What needs to be done:
Collect all lines below with the string "title".

Stored items:
——

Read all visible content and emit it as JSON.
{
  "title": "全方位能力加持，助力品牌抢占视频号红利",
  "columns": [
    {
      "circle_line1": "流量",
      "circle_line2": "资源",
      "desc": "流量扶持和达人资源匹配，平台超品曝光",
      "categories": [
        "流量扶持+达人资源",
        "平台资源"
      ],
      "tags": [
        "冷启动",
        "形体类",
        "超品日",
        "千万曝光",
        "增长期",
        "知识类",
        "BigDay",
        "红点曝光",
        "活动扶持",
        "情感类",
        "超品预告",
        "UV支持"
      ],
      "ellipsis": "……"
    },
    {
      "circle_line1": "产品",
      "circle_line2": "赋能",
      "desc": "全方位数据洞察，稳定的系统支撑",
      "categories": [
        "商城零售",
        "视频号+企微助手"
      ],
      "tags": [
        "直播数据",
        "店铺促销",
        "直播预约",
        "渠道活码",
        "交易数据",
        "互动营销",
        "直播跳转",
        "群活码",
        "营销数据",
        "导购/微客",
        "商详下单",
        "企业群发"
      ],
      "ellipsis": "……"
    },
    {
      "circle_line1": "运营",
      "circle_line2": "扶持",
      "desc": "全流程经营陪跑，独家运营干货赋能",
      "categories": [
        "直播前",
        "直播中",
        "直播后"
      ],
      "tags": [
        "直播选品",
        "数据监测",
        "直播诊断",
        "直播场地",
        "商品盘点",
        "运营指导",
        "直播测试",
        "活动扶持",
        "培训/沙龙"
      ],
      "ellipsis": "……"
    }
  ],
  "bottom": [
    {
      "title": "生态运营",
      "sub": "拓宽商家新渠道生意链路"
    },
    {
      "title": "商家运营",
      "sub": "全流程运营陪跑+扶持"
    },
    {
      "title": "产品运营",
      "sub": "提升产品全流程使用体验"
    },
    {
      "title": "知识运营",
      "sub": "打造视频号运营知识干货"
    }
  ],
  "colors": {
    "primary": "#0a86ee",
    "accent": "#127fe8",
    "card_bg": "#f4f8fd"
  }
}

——

Finished task:
  "title": "全方位能力加持，助力品牌抢占视频号红利",
      "title": "生态运营",
      "title": "商家运营",
      "title": "产品运营",
      "title": "知识运营",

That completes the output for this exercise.